• [WHAT TO WORK ON]: Output all of the material beneath this line exactly as it is.

• [RECORDS FOR THIS TASK]:
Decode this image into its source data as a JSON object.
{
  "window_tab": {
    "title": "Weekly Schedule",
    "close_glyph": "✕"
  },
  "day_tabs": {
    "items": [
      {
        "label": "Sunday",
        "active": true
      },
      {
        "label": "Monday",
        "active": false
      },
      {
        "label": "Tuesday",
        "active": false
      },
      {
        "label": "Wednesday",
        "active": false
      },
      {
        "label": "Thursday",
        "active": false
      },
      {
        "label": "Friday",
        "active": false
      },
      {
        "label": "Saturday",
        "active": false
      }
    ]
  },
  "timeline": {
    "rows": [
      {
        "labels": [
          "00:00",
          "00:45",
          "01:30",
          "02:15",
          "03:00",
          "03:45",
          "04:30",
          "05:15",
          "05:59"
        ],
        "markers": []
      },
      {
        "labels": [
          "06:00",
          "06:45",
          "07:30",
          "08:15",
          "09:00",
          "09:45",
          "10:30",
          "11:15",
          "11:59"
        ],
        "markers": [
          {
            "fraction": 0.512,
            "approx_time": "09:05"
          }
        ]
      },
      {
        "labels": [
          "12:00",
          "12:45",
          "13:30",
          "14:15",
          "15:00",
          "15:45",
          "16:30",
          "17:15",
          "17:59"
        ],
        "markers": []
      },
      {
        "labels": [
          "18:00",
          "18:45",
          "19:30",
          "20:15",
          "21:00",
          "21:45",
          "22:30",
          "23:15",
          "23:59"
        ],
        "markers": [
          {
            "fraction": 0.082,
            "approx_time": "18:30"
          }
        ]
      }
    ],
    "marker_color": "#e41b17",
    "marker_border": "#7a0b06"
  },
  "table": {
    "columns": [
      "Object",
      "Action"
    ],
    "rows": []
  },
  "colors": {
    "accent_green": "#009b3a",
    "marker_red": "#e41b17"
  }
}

• [ANSWER SPACE]:
Decode this image into its source data as a JSON object.
{
  "window_tab": {
    "title": "Weekly Schedule",
    "close_glyph": "✕"
  },
  "day_tabs": {
    "items": [
      {
        "label": "Sunday",
        "active": true
      },
      {
        "label": "Monday",
        "active": false
      },
      {
        "label": "Tuesday",
        "active": false
      },
      {
        "label": "Wednesday",
        "active": false
      },
      {
        "label": "Thursday",
        "active": false
      },
      {
        "label": "Friday",
        "active": false
      },
      {
        "label": "Saturday",
        "active": false
      }
    ]
  },
  "timeline": {
    "rows": [
      {
        "labels": [
          "00:00",
          "00:45",
          "01:30",
          "02:15",
          "03:00",
          "03:45",
          "04:30",
          "05:15",
          "05:59"
        ],
        "markers": []
      },
      {
        "labels": [
          "06:00",
          "06:45",
          "07:30",
          "08:15",
          "09:00",
          "09:45",
          "10:30",
          "11:15",
          "11:59"
        ],
        "markers": [
          {
            "fraction": 0.512,
            "approx_time": "09:05"
          }
        ]
      },
      {
        "labels": [
          "12:00",
          "12:45",
          "13:30",
          "14:15",
          "15:00",
          "15:45",
          "16:30",
          "17:15",
          "17:59"
        ],
        "markers": []
      },
      {
        "labels": [
          "18:00",
          "18:45",
          "19:30",
          "20:15",
          "21:00",
          "21:45",
          "22:30",
          "23:15",
          "23:59"
        ],
        "markers": [
          {
            "fraction": 0.082,
            "approx_time": "18:30"
          }
        ]
      }
    ],
    "marker_color": "#e41b17",
    "marker_border": "#7a0b06"
  },
  "table": {
    "columns": [
      "Object",
      "Action"
    ],
    "rows": []
  },
  "colors": {
    "accent_green": "#009b3a",
    "marker_red": "#e41b17"
  }
}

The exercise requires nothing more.